Understand, then, the sense in which Christ was made a sacrifice for sin. But here lies the glory of this matter. It was as a substitute for sin that he did actually and literally suffer punishment for the sin of all his elect. When I say this, I am not to be understood as using any figure whatever, but as saying actually what I mean. Man for his sin was condemned to eternal fire; when God took Christ to be the substitute, it is true, he did not send Christ into eternal fire, but he poured upon him grief so desperate, that it was a valid payment for even an eternity of fire. Man was condemned to live forever in hell. God did not send Christ forever into hell; but he put on Christ, punishment that was equivalent for that. Although he did not give Christ to drink the actual hells of believers, yet he gave him a quid pro quo—something that was equivalent thereunto. He took the cup of Christ’s agony, and he put in there, suffering, misery, and anguish such as only God can imagine or dream of, that was the exact equivalent for all the suffering, all the woe, and all the eternal tortures of every one that shall at last stand in heaven, bought with the blood of Christ. And you say, “Did Christ drink it all to its dregs?” Did he suffer it all? Yes, my brethren, he took the cup, and

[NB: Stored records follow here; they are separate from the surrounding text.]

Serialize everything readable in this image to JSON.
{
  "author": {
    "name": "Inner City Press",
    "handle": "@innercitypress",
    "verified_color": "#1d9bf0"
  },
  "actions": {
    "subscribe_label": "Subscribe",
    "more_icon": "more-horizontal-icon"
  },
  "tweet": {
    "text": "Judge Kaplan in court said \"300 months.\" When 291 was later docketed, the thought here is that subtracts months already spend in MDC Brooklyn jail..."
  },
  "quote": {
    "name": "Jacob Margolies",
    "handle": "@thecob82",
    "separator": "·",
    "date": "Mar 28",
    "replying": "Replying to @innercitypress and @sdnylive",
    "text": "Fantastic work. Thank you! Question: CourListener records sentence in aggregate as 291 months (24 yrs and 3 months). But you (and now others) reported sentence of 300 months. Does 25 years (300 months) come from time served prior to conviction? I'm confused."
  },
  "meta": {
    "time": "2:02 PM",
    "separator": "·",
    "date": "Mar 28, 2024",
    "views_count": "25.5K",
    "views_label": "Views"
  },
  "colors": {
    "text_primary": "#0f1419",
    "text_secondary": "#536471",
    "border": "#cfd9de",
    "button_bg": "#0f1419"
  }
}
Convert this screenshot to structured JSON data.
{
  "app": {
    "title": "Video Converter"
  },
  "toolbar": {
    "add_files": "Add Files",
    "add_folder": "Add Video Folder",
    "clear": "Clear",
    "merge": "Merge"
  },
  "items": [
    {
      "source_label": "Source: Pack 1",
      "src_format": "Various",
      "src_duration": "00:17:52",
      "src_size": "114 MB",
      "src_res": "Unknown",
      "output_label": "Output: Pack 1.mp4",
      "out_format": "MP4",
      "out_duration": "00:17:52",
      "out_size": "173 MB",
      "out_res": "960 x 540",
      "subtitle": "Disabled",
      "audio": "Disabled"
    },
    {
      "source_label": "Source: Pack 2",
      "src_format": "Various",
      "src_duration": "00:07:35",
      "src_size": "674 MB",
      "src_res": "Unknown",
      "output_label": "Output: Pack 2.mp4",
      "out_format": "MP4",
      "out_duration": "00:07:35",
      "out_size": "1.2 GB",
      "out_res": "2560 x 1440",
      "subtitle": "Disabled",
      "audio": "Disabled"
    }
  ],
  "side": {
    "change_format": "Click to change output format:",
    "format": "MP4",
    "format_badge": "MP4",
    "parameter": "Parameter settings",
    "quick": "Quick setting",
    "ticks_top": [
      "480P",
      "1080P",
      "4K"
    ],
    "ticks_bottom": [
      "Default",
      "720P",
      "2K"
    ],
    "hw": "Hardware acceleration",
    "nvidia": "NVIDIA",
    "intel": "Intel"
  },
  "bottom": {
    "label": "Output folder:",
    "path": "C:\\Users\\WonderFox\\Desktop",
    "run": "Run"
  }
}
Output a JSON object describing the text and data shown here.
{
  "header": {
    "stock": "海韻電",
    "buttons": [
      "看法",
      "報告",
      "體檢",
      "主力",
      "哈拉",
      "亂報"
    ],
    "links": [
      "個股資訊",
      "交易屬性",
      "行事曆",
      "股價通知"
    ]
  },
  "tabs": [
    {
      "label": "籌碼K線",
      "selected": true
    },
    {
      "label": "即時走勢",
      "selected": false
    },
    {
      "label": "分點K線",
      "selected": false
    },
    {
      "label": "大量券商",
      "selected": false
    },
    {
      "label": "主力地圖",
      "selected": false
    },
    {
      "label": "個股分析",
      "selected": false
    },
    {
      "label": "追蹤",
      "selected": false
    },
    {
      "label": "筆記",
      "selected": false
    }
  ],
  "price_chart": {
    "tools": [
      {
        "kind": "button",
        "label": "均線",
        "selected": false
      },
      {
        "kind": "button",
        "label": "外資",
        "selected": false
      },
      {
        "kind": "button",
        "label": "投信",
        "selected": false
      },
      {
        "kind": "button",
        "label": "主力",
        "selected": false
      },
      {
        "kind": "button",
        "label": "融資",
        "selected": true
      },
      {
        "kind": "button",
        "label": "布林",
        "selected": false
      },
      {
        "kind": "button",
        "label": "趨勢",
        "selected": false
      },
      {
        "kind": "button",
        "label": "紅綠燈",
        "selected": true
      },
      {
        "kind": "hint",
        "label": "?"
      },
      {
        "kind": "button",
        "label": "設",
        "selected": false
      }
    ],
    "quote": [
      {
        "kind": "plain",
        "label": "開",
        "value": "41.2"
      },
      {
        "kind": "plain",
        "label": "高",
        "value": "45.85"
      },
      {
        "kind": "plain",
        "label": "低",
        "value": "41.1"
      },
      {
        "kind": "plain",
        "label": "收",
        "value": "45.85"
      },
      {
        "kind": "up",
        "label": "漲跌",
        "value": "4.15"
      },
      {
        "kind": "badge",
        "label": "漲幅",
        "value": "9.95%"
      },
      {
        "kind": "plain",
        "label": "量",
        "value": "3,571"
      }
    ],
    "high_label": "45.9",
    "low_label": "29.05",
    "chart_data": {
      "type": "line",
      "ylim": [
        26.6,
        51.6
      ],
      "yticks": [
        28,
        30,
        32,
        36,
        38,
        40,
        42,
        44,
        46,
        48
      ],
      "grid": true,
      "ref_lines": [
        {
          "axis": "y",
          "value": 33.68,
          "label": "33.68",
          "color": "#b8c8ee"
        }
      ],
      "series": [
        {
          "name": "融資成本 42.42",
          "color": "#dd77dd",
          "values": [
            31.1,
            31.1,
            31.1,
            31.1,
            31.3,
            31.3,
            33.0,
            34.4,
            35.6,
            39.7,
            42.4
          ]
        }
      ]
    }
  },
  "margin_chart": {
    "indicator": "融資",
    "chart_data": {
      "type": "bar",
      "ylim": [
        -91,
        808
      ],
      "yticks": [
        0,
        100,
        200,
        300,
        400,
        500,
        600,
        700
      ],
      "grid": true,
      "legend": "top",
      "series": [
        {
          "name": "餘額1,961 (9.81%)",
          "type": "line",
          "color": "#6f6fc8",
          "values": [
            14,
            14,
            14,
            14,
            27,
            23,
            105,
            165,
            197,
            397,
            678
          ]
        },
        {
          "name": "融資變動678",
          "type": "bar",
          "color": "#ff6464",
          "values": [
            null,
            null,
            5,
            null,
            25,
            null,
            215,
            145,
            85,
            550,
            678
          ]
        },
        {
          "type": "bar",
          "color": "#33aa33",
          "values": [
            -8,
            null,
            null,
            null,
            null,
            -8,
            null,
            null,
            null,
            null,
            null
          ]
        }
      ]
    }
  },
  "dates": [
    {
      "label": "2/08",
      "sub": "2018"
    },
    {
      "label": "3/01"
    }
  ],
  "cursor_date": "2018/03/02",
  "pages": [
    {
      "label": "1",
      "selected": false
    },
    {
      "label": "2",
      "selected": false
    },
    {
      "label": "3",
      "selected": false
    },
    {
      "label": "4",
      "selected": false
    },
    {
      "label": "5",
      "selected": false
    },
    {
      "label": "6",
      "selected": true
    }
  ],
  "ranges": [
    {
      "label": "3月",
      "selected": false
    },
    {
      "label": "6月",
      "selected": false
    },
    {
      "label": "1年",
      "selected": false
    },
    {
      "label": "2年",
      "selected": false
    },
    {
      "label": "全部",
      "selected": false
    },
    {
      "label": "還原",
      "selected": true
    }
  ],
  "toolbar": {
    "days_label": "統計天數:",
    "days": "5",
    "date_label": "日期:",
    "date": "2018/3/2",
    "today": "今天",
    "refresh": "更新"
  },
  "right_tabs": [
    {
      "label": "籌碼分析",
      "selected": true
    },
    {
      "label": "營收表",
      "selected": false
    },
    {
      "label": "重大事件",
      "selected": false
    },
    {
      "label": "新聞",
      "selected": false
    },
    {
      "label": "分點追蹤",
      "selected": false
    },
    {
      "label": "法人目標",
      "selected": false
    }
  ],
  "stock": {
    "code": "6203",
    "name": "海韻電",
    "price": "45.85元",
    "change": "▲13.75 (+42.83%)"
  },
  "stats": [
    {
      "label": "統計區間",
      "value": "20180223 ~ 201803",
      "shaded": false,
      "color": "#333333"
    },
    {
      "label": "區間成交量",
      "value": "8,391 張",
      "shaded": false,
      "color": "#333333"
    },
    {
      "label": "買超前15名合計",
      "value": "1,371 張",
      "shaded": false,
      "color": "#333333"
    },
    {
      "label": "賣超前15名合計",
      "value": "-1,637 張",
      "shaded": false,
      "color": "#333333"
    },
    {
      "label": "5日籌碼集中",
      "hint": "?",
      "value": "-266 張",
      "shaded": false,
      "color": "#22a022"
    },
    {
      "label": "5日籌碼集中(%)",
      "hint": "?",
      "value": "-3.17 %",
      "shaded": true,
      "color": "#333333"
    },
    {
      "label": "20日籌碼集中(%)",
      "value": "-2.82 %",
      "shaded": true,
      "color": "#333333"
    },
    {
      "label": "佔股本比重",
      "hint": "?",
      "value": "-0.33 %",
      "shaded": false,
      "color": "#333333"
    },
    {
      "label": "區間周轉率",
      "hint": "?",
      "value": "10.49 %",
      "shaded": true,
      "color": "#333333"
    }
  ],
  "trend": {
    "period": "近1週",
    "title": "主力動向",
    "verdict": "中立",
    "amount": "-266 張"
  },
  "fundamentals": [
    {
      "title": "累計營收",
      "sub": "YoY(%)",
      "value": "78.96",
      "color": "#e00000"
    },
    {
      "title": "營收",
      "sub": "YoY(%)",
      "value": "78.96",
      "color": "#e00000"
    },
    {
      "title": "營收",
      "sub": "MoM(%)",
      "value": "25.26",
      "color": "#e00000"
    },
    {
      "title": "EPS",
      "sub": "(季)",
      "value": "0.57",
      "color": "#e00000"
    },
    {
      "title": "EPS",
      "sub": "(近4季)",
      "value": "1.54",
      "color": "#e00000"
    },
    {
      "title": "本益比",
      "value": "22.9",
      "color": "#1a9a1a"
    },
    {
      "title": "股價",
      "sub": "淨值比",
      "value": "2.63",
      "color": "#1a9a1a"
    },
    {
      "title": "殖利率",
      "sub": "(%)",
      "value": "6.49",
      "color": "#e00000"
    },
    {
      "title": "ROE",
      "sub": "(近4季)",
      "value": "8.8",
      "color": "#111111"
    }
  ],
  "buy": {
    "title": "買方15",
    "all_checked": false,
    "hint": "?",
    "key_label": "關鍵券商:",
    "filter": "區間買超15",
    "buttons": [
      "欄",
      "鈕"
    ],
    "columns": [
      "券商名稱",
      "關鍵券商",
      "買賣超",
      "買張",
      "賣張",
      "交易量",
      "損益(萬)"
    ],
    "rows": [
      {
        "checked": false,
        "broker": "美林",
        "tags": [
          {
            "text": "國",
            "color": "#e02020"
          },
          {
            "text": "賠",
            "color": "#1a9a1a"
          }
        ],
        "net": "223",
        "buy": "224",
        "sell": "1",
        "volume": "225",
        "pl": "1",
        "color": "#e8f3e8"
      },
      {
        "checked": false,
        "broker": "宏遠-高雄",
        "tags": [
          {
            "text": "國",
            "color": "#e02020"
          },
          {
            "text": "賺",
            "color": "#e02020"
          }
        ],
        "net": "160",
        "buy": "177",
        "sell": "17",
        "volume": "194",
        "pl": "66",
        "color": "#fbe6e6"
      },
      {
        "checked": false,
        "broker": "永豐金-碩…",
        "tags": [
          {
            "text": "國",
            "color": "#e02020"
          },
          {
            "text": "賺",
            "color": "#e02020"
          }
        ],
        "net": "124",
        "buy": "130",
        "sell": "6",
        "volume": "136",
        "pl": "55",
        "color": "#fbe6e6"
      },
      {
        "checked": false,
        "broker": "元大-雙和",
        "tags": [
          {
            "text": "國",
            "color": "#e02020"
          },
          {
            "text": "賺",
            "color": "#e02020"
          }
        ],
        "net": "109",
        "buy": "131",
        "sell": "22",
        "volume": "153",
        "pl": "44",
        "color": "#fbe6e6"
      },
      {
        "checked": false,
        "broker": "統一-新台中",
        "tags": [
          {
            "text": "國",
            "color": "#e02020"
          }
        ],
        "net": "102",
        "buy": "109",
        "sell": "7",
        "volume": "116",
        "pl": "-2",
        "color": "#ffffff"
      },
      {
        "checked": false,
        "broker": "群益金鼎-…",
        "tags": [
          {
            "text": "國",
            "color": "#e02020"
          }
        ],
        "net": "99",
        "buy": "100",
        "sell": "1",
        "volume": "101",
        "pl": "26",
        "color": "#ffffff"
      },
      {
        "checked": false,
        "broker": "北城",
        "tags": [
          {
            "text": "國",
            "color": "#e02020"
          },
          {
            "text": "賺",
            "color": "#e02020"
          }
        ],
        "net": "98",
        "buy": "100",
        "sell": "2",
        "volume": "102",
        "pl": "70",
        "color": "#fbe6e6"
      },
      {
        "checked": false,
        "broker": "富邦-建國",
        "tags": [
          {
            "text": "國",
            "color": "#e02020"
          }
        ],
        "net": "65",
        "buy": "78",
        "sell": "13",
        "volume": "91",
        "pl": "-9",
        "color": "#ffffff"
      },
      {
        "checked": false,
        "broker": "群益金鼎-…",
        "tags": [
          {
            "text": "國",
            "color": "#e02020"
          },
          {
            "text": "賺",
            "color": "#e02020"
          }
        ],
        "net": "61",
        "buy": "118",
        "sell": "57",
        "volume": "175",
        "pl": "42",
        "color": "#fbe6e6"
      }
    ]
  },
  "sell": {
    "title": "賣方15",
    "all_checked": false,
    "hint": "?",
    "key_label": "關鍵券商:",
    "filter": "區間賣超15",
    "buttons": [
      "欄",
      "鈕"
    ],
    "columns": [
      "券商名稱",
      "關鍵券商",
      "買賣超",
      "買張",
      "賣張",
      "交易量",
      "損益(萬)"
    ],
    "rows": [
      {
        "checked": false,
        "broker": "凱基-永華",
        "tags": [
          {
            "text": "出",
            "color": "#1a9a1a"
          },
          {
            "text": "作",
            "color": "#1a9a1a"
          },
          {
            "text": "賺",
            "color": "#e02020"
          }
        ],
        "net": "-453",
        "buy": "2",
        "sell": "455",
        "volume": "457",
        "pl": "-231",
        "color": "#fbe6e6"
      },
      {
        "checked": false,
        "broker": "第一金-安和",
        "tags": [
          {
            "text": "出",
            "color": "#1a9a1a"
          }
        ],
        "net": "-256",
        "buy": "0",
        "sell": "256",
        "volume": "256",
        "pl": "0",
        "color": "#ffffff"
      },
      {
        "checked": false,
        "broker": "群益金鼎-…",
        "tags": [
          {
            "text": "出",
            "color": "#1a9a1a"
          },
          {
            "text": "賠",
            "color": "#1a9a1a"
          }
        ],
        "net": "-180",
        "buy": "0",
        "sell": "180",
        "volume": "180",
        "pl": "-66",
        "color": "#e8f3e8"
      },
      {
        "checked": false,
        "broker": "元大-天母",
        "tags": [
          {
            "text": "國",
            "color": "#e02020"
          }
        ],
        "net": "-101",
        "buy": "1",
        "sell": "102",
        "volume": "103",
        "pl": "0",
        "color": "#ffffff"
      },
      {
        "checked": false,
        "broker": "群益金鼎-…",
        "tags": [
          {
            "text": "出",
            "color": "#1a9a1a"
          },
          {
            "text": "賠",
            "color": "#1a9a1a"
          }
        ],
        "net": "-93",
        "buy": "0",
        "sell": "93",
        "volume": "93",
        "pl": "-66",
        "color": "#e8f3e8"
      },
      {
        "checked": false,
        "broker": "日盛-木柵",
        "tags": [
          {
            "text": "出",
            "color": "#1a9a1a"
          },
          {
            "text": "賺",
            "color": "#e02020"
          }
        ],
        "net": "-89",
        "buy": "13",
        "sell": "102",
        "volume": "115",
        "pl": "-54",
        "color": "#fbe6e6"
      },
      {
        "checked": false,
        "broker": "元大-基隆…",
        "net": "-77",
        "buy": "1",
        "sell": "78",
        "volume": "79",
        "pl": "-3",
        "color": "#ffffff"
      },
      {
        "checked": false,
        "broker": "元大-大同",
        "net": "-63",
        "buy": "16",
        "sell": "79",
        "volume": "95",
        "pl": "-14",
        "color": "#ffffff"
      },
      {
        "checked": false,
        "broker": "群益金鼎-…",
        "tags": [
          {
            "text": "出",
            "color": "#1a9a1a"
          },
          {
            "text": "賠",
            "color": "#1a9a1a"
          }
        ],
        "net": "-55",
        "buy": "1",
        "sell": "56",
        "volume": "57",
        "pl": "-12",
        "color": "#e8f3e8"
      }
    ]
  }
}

“At one triumphant draught of love,
He drank damnation dry.”
He suffered all the horror of hell: in one pelting shower of iron wrath it fell upon him, with hail-stones bigger than a talent; and he stood until the black cloud had emptied itself completely. There was our debt; huge and immense; he paid the utmost farthing of whatever his people owed; and now there is not so much as a doit or a farthing due to the justice of God in the way of punishment from any believer; and though we owe God gratitude, though we owe much to his love, we owe nothing to his justice; for Christ in that hour took all our sins, past, present, and to come, and was punished for them all there and then, that we might never be punished, because he suffered in our stead. Do you see, then, how it was that God the Father bruised him? Unless he had so done the agonies of Christ could not have been an equivalent for our sufferings; for hell consists in the hiding of God’s face from sinners, and if God had not hidden his face from Christ, Christ could not—I see not how he could—have endured any suffering that could have been accepted as an equivalent for the woes and agonies of his people.